FLORIDA: The state House will vote today on a measure referring election-related crimes to a statewide prosecutor, after the Senate passed the bill this week. (Florida Politics) The House will also consider a bill allowing the state to pay for migrant flights even if those migrants never set foot in Florida. That bill would shift $10 million in funding from the Department of Transportation to the Department of Emergency Management to operate the flights. (Florida Politics)

In Politics & Business

GAMBLING: The Super Bowl is expected to draw $1 billion in legal bets as sports betting spreads across the country, according to the American Gaming Association. Since last year’s game, Kansas, Ohio, Massachusetts and Maryland have joined most other states where sports betting of some kind is legal. (Pluribus News)

We once asked a Midwestern governor about sports betting’s revenue potential. He sighed and said, “I’m old enough to remember when the lottery was supposed to solve all our problems.”

NEW YORK: Senate Republicans have sued the Senate and majority Democrats in an effort to force a full vote on Gov. Kathy Hochul’s (D) nominee to head the state judiciary. A Senate committee had rejected Judge Hector LaSalle’s nomination last month; Hochul says the full Senate should vote on the nomination. (State of Politics, Associated Press)

IDAHO: The state House voted Thursday to eliminate the Joint Legislative Oversight Committee, a panel with an equal number of Democrats and Republicans tasked with overseeing the nonpartisan Office of Performance Evaluation. The OPE acts as the legislature’s independent watchdog; it would fall under Republican control if the bill wins approval. (Boise Public Radio)

CONVENTIONS: Chicago and Atlanta appear to be the two finalists to host the 2024 Democratic convention. Illinois Gov. J.B. Pritzker (D) said he would pitch President Biden on Chicago this week; Chicago backers are pointing out that they have more union hotels, because Georgia is a right-to-work state. (Chicago Sun-Times)

By The Numbers

$3.5 billion: The amount of money South Carolina improperly counted in reporting state finances, an accounting error that has prompted calls from the Senate Finance Committee for an investigation. Comptroller General Richard Eckstrom has apologies for the mistake, though he says it won’t impact state operations. (Charleston Post & Courier)
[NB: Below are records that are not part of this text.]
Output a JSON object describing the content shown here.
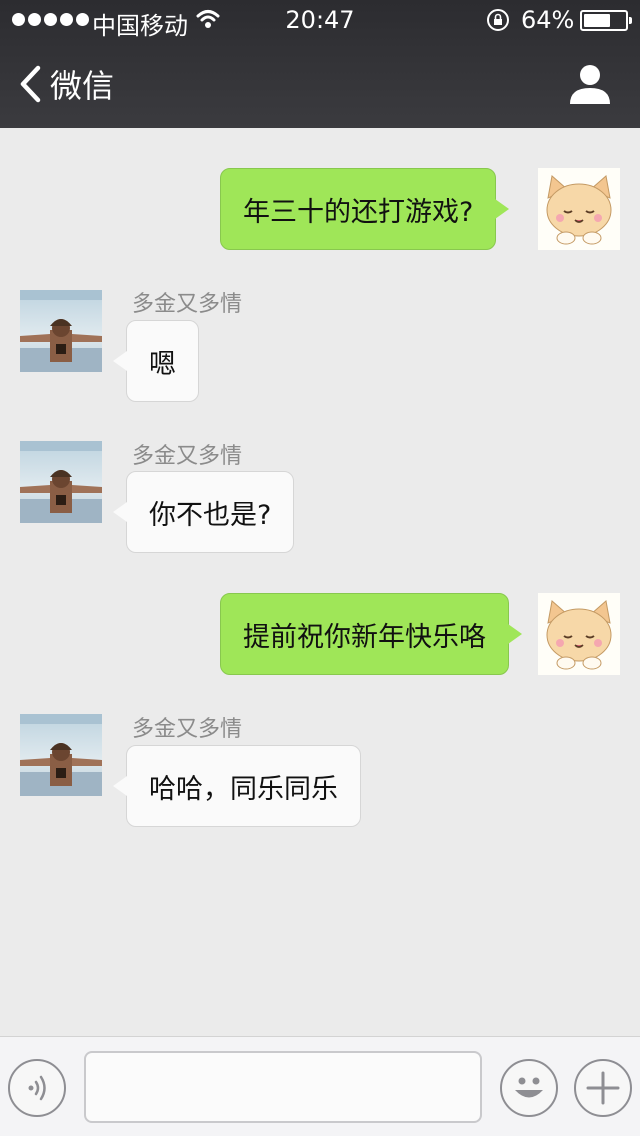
{
  "status_bar": {
    "carrier": "中国移动",
    "time": "20:47",
    "battery_percent": "64%",
    "battery_level": 0.64,
    "icons": [
      "signal-dots-icon",
      "wifi-icon",
      "rotation-lock-icon",
      "battery-icon"
    ]
  },
  "nav": {
    "back_label": "微信",
    "icons": [
      "back-chevron-icon",
      "profile-icon"
    ]
  },
  "messages": [
    {
      "direction": "out",
      "text": "年三十的还打游戏?"
    },
    {
      "direction": "in",
      "sender": "多金又多情",
      "text": "嗯"
    },
    {
      "direction": "in",
      "sender": "多金又多情",
      "text": "你不也是?"
    },
    {
      "direction": "out",
      "text": "提前祝你新年快乐咯"
    },
    {
      "direction": "in",
      "sender": "多金又多情",
      "text": "哈哈，同乐同乐"
    }
  ],
  "input_bar": {
    "value": "",
    "icons": [
      "voice-icon",
      "emoji-icon",
      "plus-icon"
    ]
  },
  "colors": {
    "outgoing_bubble": "#9fe658",
    "incoming_bubble": "#fafafa",
    "chat_background": "#ebebeb",
    "top_bar": "#333337"
  }
}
19.35%: The share of Alabama residents who stayed home from work at least once last year because of child care issues, the highest share in the nation. Rhode Island workers were least likely to miss work because of child care, at just 7.7%. (

$6.7 billion: The estimated losses Indiana public pensions could suffer over the next decade if the state adopts a proposal to bar investments in firms that use ESG strategies, according to the legislature’s fiscal analysis. Bills to ban ESG investing are still working through the House and Senate. (Indianapolis Star)

Off The Wall

Your annual look at ridiculous Super Bowl bets: Pennsylvania Gov. Josh Shapiro (D) has wagered soft pretzels, cheesesteaks from Tony Luke’s and mini-donuts against Kansas Gov. Laura Kelly’s (D) Angus beef and chocolate-covered sunflower seeds. Shapiro and Missouri Gov. Mike Parson (R) traded Eagles and Chiefs flags; the loser will have to hang the winner’s flag outside their office next week. (Pennsylvania Capital-Star)

Former NFL star Brett Favre has sued Mississippi Auditor Shad White and two national sports commentators alleging defamation over ongoing investigations into misspent TANF funds. (Magnolia Tribune) 

Good news: There’s a lot more water in California after winter storms! Bad news: That means a lot more disease-carrying ticks this summer. (Los Angeles Times) Make sure to check yourself thoroughly after hikes.

Quote of the Day

“Humans make mistakes. I’m very worried about the accuracy of our elections if we have to rely on a hand tally of votes.”

Chambers County, Texas, Clerk Heather Hawthorne, on provisions of a 2021 election law could force counties to buy entirely new voting machines every election cycle.(Texas Tribune)